While this court has never articulated any judicial exception to § 22-3214(a), we have recognized that under certain circumstances the defense of innocent or momentary possession might be applicable to violations of § 22-3204 (carrying concealed weapons), but that ordinarily the purpose of the possession is irrelevant. Logan v. United States, D.C.App., 402 A.2d 822 (1979); Carey v. United States, D.C.App., 377 A.2d 40 (1977); Blango v. United States, D.C. App., 335 A.2d 230, 235 (1975); Hines v. United States, D.C.App., 326 A.2d 247, 248 (1974). We see no logical reason to hold differently as to possession of a prohibited weapon under § 22-3214(a).
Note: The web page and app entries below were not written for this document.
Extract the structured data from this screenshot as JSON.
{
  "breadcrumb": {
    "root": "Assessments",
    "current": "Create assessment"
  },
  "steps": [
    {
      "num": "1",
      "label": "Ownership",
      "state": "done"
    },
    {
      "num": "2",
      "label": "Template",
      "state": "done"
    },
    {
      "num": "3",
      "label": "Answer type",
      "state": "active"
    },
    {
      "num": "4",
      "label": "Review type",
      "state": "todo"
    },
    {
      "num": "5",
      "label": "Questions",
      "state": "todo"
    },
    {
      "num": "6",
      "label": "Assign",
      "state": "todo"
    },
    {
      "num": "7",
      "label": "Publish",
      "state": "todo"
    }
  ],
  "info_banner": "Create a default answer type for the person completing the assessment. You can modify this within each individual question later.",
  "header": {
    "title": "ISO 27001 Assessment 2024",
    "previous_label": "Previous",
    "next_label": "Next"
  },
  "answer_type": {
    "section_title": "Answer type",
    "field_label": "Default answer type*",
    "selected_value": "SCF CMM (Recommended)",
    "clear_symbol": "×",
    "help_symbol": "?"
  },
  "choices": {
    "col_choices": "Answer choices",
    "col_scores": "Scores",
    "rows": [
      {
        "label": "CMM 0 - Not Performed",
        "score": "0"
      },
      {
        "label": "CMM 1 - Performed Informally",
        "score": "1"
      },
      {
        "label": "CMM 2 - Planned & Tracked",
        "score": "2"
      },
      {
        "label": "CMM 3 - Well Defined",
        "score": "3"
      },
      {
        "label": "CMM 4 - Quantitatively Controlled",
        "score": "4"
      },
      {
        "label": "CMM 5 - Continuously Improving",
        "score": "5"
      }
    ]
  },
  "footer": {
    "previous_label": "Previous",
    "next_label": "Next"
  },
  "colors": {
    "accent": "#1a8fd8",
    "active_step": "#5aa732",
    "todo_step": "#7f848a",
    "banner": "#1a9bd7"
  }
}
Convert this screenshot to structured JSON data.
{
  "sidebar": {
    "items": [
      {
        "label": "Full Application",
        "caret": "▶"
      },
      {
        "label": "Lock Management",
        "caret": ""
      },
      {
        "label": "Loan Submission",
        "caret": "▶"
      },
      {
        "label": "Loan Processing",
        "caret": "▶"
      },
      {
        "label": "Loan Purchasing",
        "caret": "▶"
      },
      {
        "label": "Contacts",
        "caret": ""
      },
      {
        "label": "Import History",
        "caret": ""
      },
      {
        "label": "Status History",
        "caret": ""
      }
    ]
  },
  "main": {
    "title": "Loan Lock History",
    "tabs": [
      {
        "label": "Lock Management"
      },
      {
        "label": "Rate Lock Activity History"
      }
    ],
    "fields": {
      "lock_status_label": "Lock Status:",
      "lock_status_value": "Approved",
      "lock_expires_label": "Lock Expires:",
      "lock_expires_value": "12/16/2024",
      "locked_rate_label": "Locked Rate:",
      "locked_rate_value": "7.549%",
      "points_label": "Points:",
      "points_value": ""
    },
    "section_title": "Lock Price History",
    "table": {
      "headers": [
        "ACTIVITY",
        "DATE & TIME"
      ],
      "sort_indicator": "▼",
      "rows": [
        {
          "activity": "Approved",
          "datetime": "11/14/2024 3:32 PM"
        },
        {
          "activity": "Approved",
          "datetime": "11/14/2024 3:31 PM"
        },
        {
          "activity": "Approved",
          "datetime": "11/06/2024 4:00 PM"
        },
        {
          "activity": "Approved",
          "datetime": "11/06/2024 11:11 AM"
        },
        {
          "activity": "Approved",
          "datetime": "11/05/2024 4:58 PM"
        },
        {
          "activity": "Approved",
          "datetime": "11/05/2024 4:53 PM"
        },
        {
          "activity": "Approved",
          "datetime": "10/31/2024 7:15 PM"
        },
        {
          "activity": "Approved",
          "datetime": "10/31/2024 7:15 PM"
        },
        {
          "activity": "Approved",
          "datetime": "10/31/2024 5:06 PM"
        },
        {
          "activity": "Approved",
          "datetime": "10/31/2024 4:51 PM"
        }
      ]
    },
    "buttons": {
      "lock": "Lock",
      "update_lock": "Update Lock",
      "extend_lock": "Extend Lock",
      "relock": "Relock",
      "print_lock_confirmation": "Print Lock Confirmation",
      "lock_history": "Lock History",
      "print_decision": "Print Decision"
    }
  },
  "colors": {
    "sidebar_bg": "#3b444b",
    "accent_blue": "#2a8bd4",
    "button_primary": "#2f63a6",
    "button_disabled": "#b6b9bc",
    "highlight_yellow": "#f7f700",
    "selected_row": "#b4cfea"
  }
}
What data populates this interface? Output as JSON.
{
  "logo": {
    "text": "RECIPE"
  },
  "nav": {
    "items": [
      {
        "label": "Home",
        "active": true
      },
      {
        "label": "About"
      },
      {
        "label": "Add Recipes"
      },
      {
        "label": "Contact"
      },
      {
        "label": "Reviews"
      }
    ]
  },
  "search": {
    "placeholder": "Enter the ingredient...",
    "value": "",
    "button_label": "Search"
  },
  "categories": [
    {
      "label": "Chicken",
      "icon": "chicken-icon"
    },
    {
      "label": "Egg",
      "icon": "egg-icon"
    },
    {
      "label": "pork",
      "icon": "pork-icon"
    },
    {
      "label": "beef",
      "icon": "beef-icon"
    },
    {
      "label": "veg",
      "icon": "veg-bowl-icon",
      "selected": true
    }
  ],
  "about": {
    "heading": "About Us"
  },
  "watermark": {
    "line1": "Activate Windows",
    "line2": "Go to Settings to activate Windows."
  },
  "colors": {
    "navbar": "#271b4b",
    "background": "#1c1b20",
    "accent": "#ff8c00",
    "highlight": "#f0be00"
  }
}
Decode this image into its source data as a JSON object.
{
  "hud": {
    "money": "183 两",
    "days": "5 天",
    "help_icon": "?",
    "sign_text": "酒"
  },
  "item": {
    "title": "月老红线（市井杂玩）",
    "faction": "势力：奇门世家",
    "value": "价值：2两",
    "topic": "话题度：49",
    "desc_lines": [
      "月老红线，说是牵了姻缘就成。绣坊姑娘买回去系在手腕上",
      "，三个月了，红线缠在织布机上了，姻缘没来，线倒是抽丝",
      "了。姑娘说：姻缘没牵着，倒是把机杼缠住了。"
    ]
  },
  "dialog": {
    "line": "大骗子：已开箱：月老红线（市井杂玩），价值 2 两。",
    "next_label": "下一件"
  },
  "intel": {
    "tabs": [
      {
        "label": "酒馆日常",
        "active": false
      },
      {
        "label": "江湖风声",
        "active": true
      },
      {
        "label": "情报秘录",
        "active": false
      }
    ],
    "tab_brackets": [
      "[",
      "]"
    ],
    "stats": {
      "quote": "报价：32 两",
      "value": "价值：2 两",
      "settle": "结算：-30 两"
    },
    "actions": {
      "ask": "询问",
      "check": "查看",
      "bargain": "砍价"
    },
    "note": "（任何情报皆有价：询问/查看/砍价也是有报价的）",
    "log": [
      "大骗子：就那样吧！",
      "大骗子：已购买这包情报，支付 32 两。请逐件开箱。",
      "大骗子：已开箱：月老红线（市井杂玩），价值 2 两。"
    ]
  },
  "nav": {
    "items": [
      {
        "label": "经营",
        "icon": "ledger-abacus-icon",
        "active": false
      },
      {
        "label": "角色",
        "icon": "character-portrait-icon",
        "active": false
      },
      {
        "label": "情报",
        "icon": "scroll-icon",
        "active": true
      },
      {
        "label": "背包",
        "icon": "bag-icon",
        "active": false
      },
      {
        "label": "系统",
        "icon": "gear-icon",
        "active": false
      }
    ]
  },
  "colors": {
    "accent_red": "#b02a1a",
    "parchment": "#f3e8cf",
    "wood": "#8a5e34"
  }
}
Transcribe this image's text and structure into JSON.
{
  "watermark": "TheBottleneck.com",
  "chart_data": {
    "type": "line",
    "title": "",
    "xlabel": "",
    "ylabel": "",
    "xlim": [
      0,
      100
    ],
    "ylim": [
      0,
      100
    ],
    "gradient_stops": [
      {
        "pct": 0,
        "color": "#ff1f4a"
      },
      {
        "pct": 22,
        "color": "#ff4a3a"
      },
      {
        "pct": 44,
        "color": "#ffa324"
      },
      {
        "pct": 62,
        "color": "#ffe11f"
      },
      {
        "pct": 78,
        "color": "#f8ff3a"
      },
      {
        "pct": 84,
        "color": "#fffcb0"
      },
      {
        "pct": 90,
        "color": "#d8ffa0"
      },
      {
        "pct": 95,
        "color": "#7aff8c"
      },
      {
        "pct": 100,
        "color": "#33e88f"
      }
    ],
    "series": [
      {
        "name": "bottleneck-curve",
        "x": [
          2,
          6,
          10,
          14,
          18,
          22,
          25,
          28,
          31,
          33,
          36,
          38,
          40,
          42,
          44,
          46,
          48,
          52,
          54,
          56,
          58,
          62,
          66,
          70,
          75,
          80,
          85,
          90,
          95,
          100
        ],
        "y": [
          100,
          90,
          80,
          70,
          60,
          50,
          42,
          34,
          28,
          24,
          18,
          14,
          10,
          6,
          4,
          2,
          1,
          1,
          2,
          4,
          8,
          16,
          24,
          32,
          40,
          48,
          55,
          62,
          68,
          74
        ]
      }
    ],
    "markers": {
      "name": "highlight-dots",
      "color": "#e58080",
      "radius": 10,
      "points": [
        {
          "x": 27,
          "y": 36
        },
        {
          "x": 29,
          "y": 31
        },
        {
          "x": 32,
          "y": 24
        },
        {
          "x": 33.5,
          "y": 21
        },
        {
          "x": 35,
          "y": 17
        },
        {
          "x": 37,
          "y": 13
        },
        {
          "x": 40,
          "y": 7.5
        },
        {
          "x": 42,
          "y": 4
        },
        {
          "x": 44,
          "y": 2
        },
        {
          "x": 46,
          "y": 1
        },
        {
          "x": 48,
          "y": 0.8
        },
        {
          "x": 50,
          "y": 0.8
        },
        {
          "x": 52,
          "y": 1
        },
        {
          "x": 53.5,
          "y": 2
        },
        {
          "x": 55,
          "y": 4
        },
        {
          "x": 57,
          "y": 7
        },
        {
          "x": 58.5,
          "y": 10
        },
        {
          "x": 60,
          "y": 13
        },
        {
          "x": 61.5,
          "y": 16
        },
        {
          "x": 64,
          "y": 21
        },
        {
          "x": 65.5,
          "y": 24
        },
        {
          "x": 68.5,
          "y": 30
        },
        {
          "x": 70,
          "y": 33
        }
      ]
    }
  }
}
In order to assert the defense under Hines, supra, "an accused must show not only an absence of criminal purpose but also that his possession was excused and justified as stemming from an effort to aid and enhance social policy underlying law enforcement." Logan v. United States, supra at 826, quoting Hines, supra at 248. Under the Hines standard, appellant must show more than mere innocent possession in order to claim the defense. Appellant, rather, must prove that there was "innocent possession with the intent of ensuring that [the newly found weapon] is taken as soon and as directly as possible to law enforcement officers." Hines, supra at 249; see also Carey, supra at 44.

In this case, appellant fails to qualify within the narrow parameters of the innocent possession defense. See Logan, supra at 826. Appellant's proffered evidence does not show that he had found the prohibited weapon recently. Furthermore, the testimony in no way establishes that appellant intended to deliver the gun to law enforcement officials at the time he was apprehended. The trial court neither erred nor abused its discretion in determining that the proffered testimony was irrelevant and inadmissible under the Hines criteria for proving innocent possession of a prohibited weapon. Accordingly, we affirm appellant's conviction.